Meat and Alternatives: Canada produces an abundance of meat and meat alternatives every year. Did you know that Canada is a large exporter of nutrient rich legumes including dried beans, peas, chickpeas and lentils? Legumes are full of protein and fibre which help keep you feeling full longer. Try lentils in a soup or stew, or puree chickpeas to make the base of hummus
Look around next time you go shopping and you will be amazed how much Canadian food is available in the shelves of the stores.
Wednesday, April 4, 2012
Our cooperative is devoted to producing a healthy, leaner beef alternative. Golden beef are raised without the addition of growth promoting hormones or antibiotics.
Golden Beef is raised on forages such as pasture, hay and silage.
Since no grain is fed to Golden Beef animals, there is no impact on the use of grain for human food and shipping of fee is eliminated therefor reducing the consumption of fossil fuels.

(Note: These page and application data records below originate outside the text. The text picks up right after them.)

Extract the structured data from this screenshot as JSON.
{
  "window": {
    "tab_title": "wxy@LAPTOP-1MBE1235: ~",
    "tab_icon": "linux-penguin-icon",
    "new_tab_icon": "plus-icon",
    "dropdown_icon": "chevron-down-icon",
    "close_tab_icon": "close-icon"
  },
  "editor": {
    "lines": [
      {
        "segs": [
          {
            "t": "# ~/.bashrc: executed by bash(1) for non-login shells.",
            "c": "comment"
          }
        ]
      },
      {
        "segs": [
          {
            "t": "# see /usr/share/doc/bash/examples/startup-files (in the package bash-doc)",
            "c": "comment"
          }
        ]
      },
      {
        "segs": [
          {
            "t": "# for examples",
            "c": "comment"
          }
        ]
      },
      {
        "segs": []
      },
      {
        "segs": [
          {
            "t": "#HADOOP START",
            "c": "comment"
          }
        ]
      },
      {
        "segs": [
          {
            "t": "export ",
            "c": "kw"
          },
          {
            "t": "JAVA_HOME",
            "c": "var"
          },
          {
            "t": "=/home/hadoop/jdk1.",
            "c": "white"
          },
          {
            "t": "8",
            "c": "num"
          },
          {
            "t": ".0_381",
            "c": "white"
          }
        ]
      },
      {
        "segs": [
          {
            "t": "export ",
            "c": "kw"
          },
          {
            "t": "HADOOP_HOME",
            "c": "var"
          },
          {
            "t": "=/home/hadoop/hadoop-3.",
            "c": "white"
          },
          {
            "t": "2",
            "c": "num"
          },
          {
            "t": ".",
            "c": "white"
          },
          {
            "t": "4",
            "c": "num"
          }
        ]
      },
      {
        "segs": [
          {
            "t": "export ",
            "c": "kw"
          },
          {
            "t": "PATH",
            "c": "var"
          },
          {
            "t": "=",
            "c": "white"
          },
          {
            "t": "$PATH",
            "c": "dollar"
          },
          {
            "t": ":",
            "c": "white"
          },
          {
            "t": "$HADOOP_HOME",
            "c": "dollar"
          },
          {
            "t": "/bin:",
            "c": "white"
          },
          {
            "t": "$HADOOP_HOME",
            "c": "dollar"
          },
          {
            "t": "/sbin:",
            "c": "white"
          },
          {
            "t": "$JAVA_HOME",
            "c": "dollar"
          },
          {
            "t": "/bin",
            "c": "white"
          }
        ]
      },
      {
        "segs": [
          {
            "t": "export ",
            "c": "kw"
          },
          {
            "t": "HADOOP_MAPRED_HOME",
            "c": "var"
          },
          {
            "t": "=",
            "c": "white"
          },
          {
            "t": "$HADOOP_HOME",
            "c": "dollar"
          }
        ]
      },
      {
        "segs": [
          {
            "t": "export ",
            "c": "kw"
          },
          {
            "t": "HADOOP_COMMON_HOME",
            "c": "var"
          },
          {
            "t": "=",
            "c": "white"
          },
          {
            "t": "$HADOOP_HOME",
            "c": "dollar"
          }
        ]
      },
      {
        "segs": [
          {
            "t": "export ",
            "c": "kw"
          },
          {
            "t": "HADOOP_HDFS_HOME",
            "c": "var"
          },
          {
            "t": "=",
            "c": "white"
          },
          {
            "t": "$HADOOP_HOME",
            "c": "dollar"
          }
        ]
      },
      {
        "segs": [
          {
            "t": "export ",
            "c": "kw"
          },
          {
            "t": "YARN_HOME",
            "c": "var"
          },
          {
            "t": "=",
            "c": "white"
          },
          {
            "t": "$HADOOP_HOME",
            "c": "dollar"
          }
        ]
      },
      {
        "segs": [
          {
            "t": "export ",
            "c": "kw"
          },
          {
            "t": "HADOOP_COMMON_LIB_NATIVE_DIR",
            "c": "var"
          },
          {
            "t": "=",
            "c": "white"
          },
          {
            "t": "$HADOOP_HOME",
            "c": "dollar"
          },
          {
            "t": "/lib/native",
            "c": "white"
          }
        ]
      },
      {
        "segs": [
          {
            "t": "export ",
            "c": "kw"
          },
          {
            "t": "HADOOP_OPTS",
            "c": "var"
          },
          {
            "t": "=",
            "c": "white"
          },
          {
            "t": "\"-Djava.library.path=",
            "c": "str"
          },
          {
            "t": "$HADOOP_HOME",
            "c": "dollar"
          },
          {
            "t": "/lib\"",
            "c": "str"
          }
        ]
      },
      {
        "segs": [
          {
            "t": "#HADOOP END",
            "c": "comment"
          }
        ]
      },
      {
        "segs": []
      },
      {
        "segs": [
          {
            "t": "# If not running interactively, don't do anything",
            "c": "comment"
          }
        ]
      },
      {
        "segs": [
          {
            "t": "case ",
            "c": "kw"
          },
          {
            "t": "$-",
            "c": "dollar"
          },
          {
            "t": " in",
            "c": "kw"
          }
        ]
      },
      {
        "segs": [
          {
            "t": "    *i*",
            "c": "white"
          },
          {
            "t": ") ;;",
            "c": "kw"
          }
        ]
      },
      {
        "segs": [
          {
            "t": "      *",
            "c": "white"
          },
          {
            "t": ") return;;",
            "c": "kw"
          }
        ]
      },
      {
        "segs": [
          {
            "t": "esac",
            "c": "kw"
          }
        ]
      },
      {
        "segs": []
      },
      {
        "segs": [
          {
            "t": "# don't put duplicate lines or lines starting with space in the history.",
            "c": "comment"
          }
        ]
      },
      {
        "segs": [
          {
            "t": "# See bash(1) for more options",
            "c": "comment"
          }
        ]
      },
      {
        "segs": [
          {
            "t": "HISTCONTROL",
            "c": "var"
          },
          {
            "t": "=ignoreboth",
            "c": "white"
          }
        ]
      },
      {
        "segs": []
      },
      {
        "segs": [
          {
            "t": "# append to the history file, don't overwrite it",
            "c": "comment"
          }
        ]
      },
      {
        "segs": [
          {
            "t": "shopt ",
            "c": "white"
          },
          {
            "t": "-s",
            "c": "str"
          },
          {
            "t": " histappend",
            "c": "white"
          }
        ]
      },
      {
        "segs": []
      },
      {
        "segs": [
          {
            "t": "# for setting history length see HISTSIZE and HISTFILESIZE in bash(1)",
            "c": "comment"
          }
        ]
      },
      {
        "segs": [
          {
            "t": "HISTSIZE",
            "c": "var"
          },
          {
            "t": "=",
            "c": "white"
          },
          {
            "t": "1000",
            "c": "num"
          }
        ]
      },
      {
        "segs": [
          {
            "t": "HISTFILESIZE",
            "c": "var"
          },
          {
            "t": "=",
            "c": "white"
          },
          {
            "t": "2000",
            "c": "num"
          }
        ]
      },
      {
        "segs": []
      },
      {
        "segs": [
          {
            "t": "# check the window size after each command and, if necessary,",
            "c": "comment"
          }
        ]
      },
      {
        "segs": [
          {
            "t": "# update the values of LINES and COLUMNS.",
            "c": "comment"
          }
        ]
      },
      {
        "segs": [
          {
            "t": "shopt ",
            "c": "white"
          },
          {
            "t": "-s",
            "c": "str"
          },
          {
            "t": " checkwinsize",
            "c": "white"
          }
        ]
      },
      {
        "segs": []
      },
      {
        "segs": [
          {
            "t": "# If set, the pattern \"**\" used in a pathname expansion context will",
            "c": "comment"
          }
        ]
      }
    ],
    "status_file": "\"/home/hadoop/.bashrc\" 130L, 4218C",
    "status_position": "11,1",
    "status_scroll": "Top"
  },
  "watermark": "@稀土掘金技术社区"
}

We were lucky to find some Golden Beef at the Delaney Bay Cheese Market here in North Bay and, to try it out, got some shanks and some ground beef. What a great experience: The meat is leaner than conventional beef and tasted different. Since it is from younger animals it is also more tender.
I will certainly go back and get some more in the future. Cooking needs to be adjusted to the difference in fat-content and tenderness.
I invite you to go and try it out - I am sure that you will appreciate the difference.